Tax relief for home broadband?

May 2nd 2024

You have agreed to reimburse part of an employee’s broadband bill for when they work from home. HMRC’s guidance says that although this is a business expense, you must deduct PAYE tax and NI from anything you pay. Why is this and can it be avoided?  Audrey Rankine advises.

Generally, employers can reimburse or pay for their employees’ job expenses without applying PAYE tax or NI. This exemption can be used if an employee would be entitled to claim a tax deduction for the expense had they met the cost personally. The trouble is if there’s private use, other than incidental private use, no deduction is allowed for home broadband/phone costs because to qualify the expenses must be “… wholly, exclusively and necessarily incurred…” for the job.

Where the job-related and private elements of a cost can’t be identified separately, none of the expense is tax deductible. This means, if an employer pays for or reimburses an employee for any part of such an expense the whole amount is treated in the same way as salary with PAYE tax and NI deducted.

Julia’s job with Roberts Ltd requires her to work from home full time. She uses her broadband service over 90% of the time for her job. If Roberts reimburses Julia for any of her broadband bill it must deduct PAYE tax and NI (plus Roberts must pay Class 1 NI) from the amount paid. In addition to the main service, Julia pays a supplement of £10 per month to the broadband provider for extra anti-spyware and anti-virus software. This is an identifiable cost which Julia incurs wholly, exclusively and necessarily for her job. She is entitled to claim a tax deduction for it, or Roberts can reimburse her tax and NI free.

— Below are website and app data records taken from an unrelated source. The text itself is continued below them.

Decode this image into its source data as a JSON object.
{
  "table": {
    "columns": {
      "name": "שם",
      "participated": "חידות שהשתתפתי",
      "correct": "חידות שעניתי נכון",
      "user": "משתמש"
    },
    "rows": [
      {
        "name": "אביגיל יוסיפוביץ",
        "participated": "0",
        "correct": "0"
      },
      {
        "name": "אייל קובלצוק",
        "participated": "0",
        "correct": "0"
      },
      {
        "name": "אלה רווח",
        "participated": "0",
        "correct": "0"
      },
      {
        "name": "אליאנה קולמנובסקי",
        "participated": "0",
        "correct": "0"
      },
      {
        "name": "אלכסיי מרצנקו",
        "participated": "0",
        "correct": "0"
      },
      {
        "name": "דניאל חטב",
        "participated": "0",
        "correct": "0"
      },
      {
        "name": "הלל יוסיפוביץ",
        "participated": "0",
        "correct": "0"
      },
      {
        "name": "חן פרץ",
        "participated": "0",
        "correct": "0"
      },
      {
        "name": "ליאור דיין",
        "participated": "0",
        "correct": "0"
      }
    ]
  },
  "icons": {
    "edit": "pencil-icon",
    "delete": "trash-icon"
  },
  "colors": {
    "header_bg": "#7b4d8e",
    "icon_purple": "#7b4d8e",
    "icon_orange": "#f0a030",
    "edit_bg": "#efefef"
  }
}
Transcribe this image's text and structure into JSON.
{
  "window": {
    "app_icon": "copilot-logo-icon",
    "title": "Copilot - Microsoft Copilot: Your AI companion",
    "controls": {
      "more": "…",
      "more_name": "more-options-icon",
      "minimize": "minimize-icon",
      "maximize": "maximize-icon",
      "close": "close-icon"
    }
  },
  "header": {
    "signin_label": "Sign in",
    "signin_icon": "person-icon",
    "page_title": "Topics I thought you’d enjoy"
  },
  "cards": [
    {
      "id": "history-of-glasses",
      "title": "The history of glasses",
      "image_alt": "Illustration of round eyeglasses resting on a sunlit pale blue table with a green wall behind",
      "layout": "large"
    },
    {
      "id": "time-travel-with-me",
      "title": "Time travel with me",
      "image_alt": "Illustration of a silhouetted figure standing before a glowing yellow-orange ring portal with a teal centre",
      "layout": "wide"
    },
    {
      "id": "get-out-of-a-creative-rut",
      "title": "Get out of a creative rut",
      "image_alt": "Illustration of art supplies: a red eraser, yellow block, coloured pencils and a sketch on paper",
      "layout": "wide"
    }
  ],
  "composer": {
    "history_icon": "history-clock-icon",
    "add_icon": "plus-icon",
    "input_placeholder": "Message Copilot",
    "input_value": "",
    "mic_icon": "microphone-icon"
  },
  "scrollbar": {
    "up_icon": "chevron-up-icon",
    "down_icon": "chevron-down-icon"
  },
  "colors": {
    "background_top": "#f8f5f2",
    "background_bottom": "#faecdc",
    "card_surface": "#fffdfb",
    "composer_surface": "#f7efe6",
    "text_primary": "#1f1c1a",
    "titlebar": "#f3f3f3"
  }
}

Getting around unfair rules
Taxpayers, accountants, the courts and even HMRC, have known for a long time that the “wholly and exclusively” rule can and often does result in an unfair outcome for employees and employers, but the good news is that in some circumstances it’s possible to work around the rule to produce a fairer result.

A special exemption applies where an employer contracts with and pays a service provider for an employee’s home broadband/phone bill. The payment is exempt from tax and NI as long as the private use by the employee and their family is not significant.

Accommodation expenses
The exemption allows employers to provide for goods and services at an employee’s home so that they can work there, even where the employee gains a personal financial benefit from them. The key points for the exemption are:

• There’s no financial cap.
• The employee must have a genuine need for the goods or services so they can do their job.
• The employer must pay for the goods and services and be contractually liable for their cost.

The exemption can apply to, say, office equipment, e.g. a desk, chair, computer and so on, as well as services like a phone and broadband.

Reimbursement of expenses where no part of the costs can specifically be identified as a job expense are entirely taxable and liable to NI because of the “wholly and exclusively” rule. However, you can provide facilities and equipment, such as broadband, computers, office furniture, etc. for homeworking tax and NI free as long as any private use is not significant.

Contact the JRW Hogg & Thorburn team for further information.